◆ YOUR TASK: Each record beneath this line should be returned exactly as it is.

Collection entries
------------------------------------------------------------------------

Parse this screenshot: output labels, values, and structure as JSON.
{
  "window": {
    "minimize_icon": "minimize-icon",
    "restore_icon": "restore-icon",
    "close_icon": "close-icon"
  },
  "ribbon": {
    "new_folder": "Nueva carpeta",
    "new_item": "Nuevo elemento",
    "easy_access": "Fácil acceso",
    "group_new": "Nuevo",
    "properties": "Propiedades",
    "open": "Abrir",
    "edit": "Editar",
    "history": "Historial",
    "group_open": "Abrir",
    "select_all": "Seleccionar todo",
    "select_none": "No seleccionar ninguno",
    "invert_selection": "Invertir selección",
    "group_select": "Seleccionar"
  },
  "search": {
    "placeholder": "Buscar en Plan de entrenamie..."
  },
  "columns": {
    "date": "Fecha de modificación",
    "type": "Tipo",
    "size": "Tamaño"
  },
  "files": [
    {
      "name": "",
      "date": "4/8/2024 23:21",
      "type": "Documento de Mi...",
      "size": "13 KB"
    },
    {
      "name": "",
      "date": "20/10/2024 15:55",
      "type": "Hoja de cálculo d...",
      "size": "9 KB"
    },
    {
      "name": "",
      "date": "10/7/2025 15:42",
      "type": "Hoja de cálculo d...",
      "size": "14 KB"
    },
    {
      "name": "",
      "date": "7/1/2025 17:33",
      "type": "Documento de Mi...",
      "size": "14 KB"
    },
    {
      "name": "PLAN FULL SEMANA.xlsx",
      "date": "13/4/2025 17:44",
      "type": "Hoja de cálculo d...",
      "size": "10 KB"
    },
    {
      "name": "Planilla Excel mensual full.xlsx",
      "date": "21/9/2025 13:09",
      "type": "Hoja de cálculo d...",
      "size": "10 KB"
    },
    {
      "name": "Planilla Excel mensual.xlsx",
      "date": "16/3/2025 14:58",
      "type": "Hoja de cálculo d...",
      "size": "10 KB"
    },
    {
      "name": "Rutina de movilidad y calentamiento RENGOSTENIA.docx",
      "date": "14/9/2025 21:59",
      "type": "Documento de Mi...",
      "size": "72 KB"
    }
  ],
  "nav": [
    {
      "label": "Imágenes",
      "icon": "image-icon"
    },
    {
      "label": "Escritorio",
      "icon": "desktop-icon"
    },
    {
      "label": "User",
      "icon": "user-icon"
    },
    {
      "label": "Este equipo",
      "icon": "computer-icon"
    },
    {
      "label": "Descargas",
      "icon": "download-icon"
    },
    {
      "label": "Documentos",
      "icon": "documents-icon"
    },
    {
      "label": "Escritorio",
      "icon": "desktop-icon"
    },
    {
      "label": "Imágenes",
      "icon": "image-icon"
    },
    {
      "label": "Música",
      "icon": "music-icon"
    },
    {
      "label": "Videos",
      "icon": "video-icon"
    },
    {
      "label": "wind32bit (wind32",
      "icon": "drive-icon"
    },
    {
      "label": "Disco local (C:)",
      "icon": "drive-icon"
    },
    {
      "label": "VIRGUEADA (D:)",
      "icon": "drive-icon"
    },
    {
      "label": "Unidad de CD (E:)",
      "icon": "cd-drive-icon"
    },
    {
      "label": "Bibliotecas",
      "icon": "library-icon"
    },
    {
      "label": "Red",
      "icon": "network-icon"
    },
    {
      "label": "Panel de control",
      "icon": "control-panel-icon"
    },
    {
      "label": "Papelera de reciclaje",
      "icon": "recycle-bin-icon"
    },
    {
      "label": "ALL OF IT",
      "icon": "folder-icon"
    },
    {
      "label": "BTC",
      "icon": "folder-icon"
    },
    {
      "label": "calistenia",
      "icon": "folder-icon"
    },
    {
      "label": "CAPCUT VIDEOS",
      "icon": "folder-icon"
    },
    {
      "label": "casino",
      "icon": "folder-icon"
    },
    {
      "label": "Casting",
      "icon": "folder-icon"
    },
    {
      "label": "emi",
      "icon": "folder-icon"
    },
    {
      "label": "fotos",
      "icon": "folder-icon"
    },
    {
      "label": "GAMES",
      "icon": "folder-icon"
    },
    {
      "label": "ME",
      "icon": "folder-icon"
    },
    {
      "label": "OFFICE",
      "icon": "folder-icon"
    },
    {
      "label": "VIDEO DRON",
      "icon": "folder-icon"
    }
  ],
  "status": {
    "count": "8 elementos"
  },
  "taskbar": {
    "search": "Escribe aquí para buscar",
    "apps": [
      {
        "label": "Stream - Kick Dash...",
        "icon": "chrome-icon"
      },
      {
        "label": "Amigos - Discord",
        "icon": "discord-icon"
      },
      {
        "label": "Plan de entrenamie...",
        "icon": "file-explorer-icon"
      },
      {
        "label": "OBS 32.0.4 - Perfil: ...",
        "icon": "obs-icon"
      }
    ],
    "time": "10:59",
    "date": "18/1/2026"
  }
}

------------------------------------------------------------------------

◆ YOUR RESPONSE:
Parse this screenshot: output labels, values, and structure as JSON.
{
  "window": {
    "minimize_icon": "minimize-icon",
    "restore_icon": "restore-icon",
    "close_icon": "close-icon"
  },
  "ribbon": {
    "new_folder": "Nueva carpeta",
    "new_item": "Nuevo elemento",
    "easy_access": "Fácil acceso",
    "group_new": "Nuevo",
    "properties": "Propiedades",
    "open": "Abrir",
    "edit": "Editar",
    "history": "Historial",
    "group_open": "Abrir",
    "select_all": "Seleccionar todo",
    "select_none": "No seleccionar ninguno",
    "invert_selection": "Invertir selección",
    "group_select": "Seleccionar"
  },
  "search": {
    "placeholder": "Buscar en Plan de entrenamie..."
  },
  "columns": {
    "date": "Fecha de modificación",
    "type": "Tipo",
    "size": "Tamaño"
  },
  "files": [
    {
      "name": "",
      "date": "4/8/2024 23:21",
      "type": "Documento de Mi...",
      "size": "13 KB"
    },
    {
      "name": "",
      "date": "20/10/2024 15:55",
      "type": "Hoja de cálculo d...",
      "size": "9 KB"
    },
    {
      "name": "",
      "date": "10/7/2025 15:42",
      "type": "Hoja de cálculo d...",
      "size": "14 KB"
    },
    {
      "name": "",
      "date": "7/1/2025 17:33",
      "type": "Documento de Mi...",
      "size": "14 KB"
    },
    {
      "name": "PLAN FULL SEMANA.xlsx",
      "date": "13/4/2025 17:44",
      "type": "Hoja de cálculo d...",
      "size": "10 KB"
    },
    {
      "name": "Planilla Excel mensual full.xlsx",
      "date": "21/9/2025 13:09",
      "type": "Hoja de cálculo d...",
      "size": "10 KB"
    },
    {
      "name": "Planilla Excel mensual.xlsx",
      "date": "16/3/2025 14:58",
      "type": "Hoja de cálculo d...",
      "size": "10 KB"
    },
    {
      "name": "Rutina de movilidad y calentamiento RENGOSTENIA.docx",
      "date": "14/9/2025 21:59",
      "type": "Documento de Mi...",
      "size": "72 KB"
    }
  ],
  "nav": [
    {
      "label": "Imágenes",
      "icon": "image-icon"
    },
    {
      "label": "Escritorio",
      "icon": "desktop-icon"
    },
    {
      "label": "User",
      "icon": "user-icon"
    },
    {
      "label": "Este equipo",
      "icon": "computer-icon"
    },
    {
      "label": "Descargas",
      "icon": "download-icon"
    },
    {
      "label": "Documentos",
      "icon": "documents-icon"
    },
    {
      "label": "Escritorio",
      "icon": "desktop-icon"
    },
    {
      "label": "Imágenes",
      "icon": "image-icon"
    },
    {
      "label": "Música",
      "icon": "music-icon"
    },
    {
      "label": "Videos",
      "icon": "video-icon"
    },
    {
      "label": "wind32bit (wind32",
      "icon": "drive-icon"
    },
    {
      "label": "Disco local (C:)",
      "icon": "drive-icon"
    },
    {
      "label": "VIRGUEADA (D:)",
      "icon": "drive-icon"
    },
    {
      "label": "Unidad de CD (E:)",
      "icon": "cd-drive-icon"
    },
    {
      "label": "Bibliotecas",
      "icon": "library-icon"
    },
    {
      "label": "Red",
      "icon": "network-icon"
    },
    {
      "label": "Panel de control",
      "icon": "control-panel-icon"
    },
    {
      "label": "Papelera de reciclaje",
      "icon": "recycle-bin-icon"
    },
    {
      "label": "ALL OF IT",
      "icon": "folder-icon"
    },
    {
      "label": "BTC",
      "icon": "folder-icon"
    },
    {
      "label": "calistenia",
      "icon": "folder-icon"
    },
    {
      "label": "CAPCUT VIDEOS",
      "icon": "folder-icon"
    },
    {
      "label": "casino",
      "icon": "folder-icon"
    },
    {
      "label": "Casting",
      "icon": "folder-icon"
    },
    {
      "label": "emi",
      "icon": "folder-icon"
    },
    {
      "label": "fotos",
      "icon": "folder-icon"
    },
    {
      "label": "GAMES",
      "icon": "folder-icon"
    },
    {
      "label": "ME",
      "icon": "folder-icon"
    },
    {
      "label": "OFFICE",
      "icon": "folder-icon"
    },
    {
      "label": "VIDEO DRON",
      "icon": "folder-icon"
    }
  ],
  "status": {
    "count": "8 elementos"
  },
  "taskbar": {
    "search": "Escribe aquí para buscar",
    "apps": [
      {
        "label": "Stream - Kick Dash...",
        "icon": "chrome-icon"
      },
      {
        "label": "Amigos - Discord",
        "icon": "discord-icon"
      },
      {
        "label": "Plan de entrenamie...",
        "icon": "file-explorer-icon"
      },
      {
        "label": "OBS 32.0.4 - Perfil: ...",
        "icon": "obs-icon"
      }
    ],
    "time": "10:59",
    "date": "18/1/2026"
  }
}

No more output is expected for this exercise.